…It is not that important to me what lessons my former comrades draw from our service to the wrong side in the Cold War. I just wish they would remember it as it happened. I also wish they wouldn’t make themselves retrospective supporters of the latter-day struggle against Communism, whose true warriors and champions–however distasteful, embarrassing, and uncomfortable it must be for them–were Richard Nixon and Ronald Reagan, the leaders they most resented and despised.

When I decided to write an essay about these events in a university class about the 1960s, I was told that Horowitz’s account was not a reliable source and would not be accepted as such. I was only able to get around this de facto Horowitz embargo and describe these events truthfully because some of the liars on the left let the truth slip out. To cite one example, one of the 1968 Chicago DNC riot plotters, Jerry Rubin, later admitted: “Let’s face it. We wanted disruption. We planned it. We were not innocent victims. We worked on our plans for a year before we came here [Chicago]… We were guilty as hell. Guilty as charged.” 

Horowitz, in his book, describes a similar and even more egregious example of this historical blacklisting:

Following the collapse of the socialist empire the marginalization of conservative ideas in the academy has been so pervasive that even those conservatives whose analyses were dramatically vindicated by the events continue to remain hopelessly obscure. As far back as 1922, Ludwig von Mises wrote a 500-page treatise predicting that socialism would not work… As close as any analysis could, Mises’s warning anticipated the next 70 years of socialist history… Given the verdict of history on the socialist experiments, Mises’s works and others that derive from the tradition of classical liberalism should provide the central texts of any respectable academic discourse. Instead they are so marginal to the university curriculum, it is as if they had never been written. In contrast to Mises’s fate, Stalinist intellectuals like Gramsci, Hobsbawm, and Zinn have become icons of the left-wing professoriate, their writings reissued in scholarly editions, their texts well-thumbed by undergraduates, their ideas developed and refined in doctoral studies.

No review, of any length, can do this book justice. Ever since reality came crashing down on his head in the mid-1970s, David Horowitz has devoted his life to telling the truth about America’s enemies. It is our job, as patriots, to spread the word.
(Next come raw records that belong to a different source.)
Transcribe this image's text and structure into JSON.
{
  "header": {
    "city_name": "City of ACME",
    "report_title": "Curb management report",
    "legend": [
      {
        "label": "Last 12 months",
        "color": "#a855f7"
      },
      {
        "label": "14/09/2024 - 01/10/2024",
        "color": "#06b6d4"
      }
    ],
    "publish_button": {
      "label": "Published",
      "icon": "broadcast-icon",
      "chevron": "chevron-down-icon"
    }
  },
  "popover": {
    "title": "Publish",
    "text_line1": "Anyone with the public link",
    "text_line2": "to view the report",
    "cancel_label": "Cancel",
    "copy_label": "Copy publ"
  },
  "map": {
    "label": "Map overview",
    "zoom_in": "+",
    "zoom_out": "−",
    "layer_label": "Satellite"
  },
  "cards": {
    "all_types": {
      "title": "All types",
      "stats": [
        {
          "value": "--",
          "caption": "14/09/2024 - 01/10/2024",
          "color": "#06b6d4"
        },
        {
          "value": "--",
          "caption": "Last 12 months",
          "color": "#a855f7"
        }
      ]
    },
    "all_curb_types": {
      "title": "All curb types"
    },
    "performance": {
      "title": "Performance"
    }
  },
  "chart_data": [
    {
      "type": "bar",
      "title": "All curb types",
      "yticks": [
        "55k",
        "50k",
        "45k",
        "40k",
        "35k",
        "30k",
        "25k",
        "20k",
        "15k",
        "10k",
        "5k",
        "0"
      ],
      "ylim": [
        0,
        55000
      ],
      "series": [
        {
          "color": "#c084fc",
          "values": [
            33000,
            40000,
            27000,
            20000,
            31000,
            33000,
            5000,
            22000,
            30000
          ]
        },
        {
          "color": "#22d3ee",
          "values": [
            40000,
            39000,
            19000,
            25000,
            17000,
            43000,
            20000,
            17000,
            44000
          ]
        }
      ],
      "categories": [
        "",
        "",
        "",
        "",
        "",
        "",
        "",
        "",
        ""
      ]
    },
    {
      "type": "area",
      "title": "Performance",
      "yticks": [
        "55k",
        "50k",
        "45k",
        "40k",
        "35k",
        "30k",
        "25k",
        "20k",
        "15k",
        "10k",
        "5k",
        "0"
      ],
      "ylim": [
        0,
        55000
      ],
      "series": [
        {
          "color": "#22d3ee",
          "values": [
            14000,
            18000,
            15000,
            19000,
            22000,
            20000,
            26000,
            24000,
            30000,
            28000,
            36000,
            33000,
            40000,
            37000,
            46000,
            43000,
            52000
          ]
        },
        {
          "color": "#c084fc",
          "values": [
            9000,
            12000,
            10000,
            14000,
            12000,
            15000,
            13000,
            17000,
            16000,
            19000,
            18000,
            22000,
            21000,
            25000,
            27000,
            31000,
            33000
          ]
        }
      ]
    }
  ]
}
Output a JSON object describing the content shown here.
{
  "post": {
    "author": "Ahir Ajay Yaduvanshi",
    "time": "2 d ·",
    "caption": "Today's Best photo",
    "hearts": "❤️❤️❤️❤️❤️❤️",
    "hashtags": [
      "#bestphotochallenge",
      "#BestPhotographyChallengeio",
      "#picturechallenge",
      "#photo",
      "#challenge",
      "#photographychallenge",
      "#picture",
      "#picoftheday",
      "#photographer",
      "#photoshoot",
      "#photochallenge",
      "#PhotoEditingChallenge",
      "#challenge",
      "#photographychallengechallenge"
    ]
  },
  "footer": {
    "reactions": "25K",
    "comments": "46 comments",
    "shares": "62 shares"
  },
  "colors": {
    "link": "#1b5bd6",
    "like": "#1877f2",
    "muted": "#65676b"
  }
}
In Edward Jay Epstein’s papers at Boston University, I found an internal NBC News memo dated 3/25/69, titled “Re: Business of tv news – May 1, 1969” “Source: 2/20 Wallace Westfeldt – Exec Producer, Huntley-Brinkley, NBC” – in which Mr. Westfeldt complains (as quoted in the memo):

One problem we had with the Chicago Convention Coverage was because we have to abide by FCC obscenity regulations. When we were criticized we were asked why we hadn’t shown what the kids were doing. Hell, we couldn’t. I agree it distorted the situation, but we were forced into it by the law.

What were those “kids” chanting during that riot? “The whole world is watching.” If only that were completely – not just partially – true.